TASK DATA

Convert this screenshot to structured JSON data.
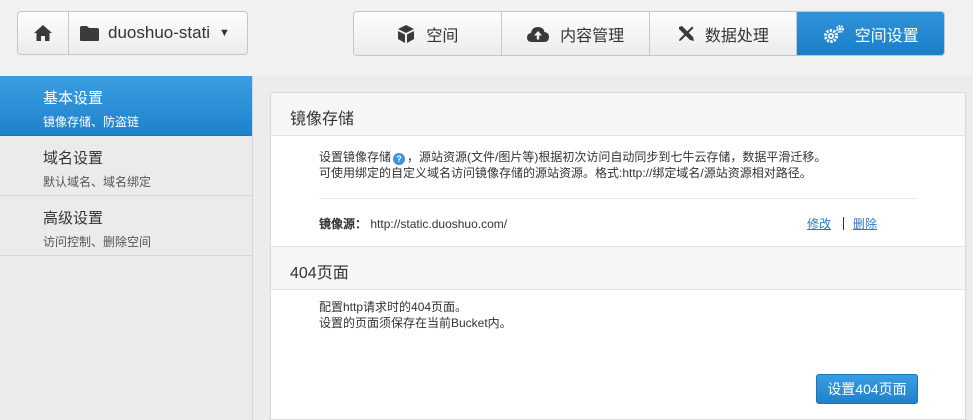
{
  "header": {
    "bucket_name": "duoshuo-static",
    "tabs": [
      {
        "label": "空间",
        "icon": "box-icon"
      },
      {
        "label": "内容管理",
        "icon": "cloud-upload-icon"
      },
      {
        "label": "数据处理",
        "icon": "tools-icon"
      },
      {
        "label": "空间设置",
        "icon": "gears-icon"
      }
    ],
    "active_tab": "空间设置"
  },
  "sidebar": {
    "items": [
      {
        "title": "基本设置",
        "sub": "镜像存储、防盗链"
      },
      {
        "title": "域名设置",
        "sub": "默认域名、域名绑定"
      },
      {
        "title": "高级设置",
        "sub": "访问控制、删除空间"
      }
    ],
    "active_item": "基本设置"
  },
  "mirror": {
    "heading": "镜像存储",
    "desc_part1": "设置镜像存储",
    "desc_part2": "，源站资源(文件/图片等)根据初次访问自动同步到七牛云存储，数据平滑迁移。",
    "desc_line2": "可使用绑定的自定义域名访问镜像存储的源站资源。格式:http://绑定域名/源站资源相对路径。",
    "source_label": "镜像源：",
    "source_value": "http://static.duoshuo.com/",
    "edit_label": "修改",
    "delete_label": "删除"
  },
  "page404": {
    "heading": "404页面",
    "desc_line1": "配置http请求时的404页面。",
    "desc_line2": "设置的页面须保存在当前Bucket内。",
    "button_label": "设置404页面"
  },
  "colors": {
    "accent": "#1e82cc",
    "link": "#2a7ac3"
  }
}
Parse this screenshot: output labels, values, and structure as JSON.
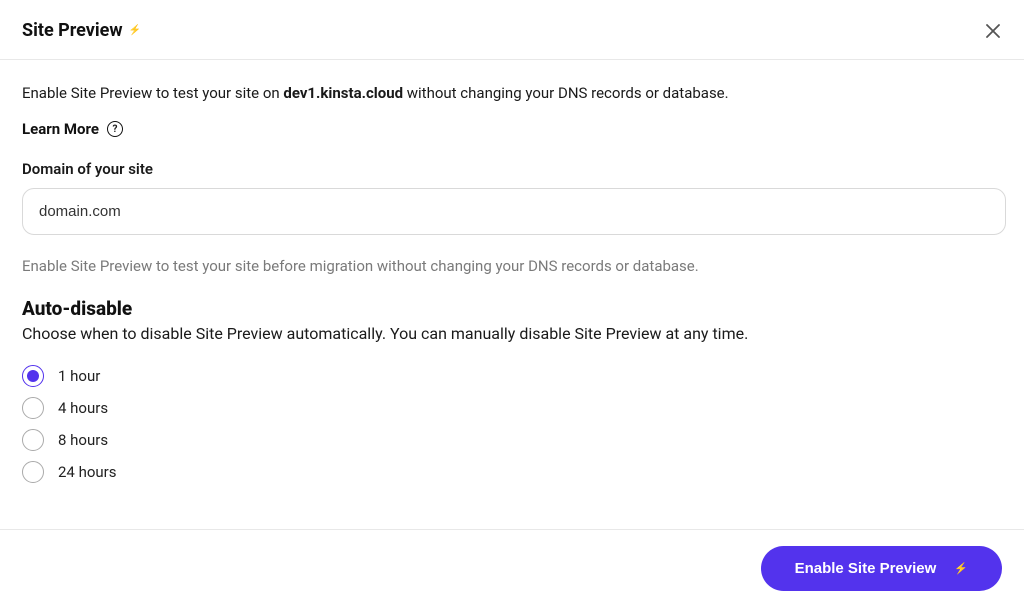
{
  "header": {
    "title": "Site Preview"
  },
  "intro": {
    "prefix": "Enable Site Preview to test your site on ",
    "bold": "dev1.kinsta.cloud",
    "suffix": " without changing your DNS records or database."
  },
  "learn_more": {
    "label": "Learn More"
  },
  "domain_field": {
    "label": "Domain of your site",
    "value": "domain.com"
  },
  "helper_text": "Enable Site Preview to test your site before migration without changing your DNS records or database.",
  "auto_disable": {
    "title": "Auto-disable",
    "description": "Choose when to disable Site Preview automatically. You can manually disable Site Preview at any time.",
    "options": [
      {
        "label": "1 hour",
        "selected": true
      },
      {
        "label": "4 hours",
        "selected": false
      },
      {
        "label": "8 hours",
        "selected": false
      },
      {
        "label": "24 hours",
        "selected": false
      }
    ]
  },
  "footer": {
    "primary_button": "Enable Site Preview"
  },
  "colors": {
    "accent": "#5333ed"
  }
}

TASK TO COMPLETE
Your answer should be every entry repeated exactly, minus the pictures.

ANSWER AREA
Convert this screenshot to structured JSON data.
{
  "header": {
    "bucket_name": "duoshuo-static",
    "tabs": [
      {
        "label": "空间",
        "icon": "box-icon"
      },
      {
        "label": "内容管理",
        "icon": "cloud-upload-icon"
      },
      {
        "label": "数据处理",
        "icon": "tools-icon"
      },
      {
        "label": "空间设置",
        "icon": "gears-icon"
      }
    ],
    "active_tab": "空间设置"
  },
  "sidebar": {
    "items": [
      {
        "title": "基本设置",
        "sub": "镜像存储、防盗链"
      },
      {
        "title": "域名设置",
        "sub": "默认域名、域名绑定"
      },
      {
        "title": "高级设置",
        "sub": "访问控制、删除空间"
      }
    ],
    "active_item": "基本设置"
  },
  "mirror": {
    "heading": "镜像存储",
    "desc_part1": "设置镜像存储",
    "desc_part2": "，源站资源(文件/图片等)根据初次访问自动同步到七牛云存储，数据平滑迁移。",
    "desc_line2": "可使用绑定的自定义域名访问镜像存储的源站资源。格式:http://绑定域名/源站资源相对路径。",
    "source_label": "镜像源：",
    "source_value": "http://static.duoshuo.com/",
    "edit_label": "修改",
    "delete_label": "删除"
  },
  "page404": {
    "heading": "404页面",
    "desc_line1": "配置http请求时的404页面。",
    "desc_line2": "设置的页面须保存在当前Bucket内。",
    "button_label": "设置404页面"
  },
  "colors": {
    "accent": "#1e82cc",
    "link": "#2a7ac3"
  }
}
Parse this screenshot: output labels, values, and structure as JSON.
{
  "header": {
    "title": "Site Preview"
  },
  "intro": {
    "prefix": "Enable Site Preview to test your site on ",
    "bold": "dev1.kinsta.cloud",
    "suffix": " without changing your DNS records or database."
  },
  "learn_more": {
    "label": "Learn More"
  },
  "domain_field": {
    "label": "Domain of your site",
    "value": "domain.com"
  },
  "helper_text": "Enable Site Preview to test your site before migration without changing your DNS records or database.",
  "auto_disable": {
    "title": "Auto-disable",
    "description": "Choose when to disable Site Preview automatically. You can manually disable Site Preview at any time.",
    "options": [
      {
        "label": "1 hour",
        "selected": true
      },
      {
        "label": "4 hours",
        "selected": false
      },
      {
        "label": "8 hours",
        "selected": false
      },
      {
        "label": "24 hours",
        "selected": false
      }
    ]
  },
  "footer": {
    "primary_button": "Enable Site Preview"
  },
  "colors": {
    "accent": "#5333ed"
  }
}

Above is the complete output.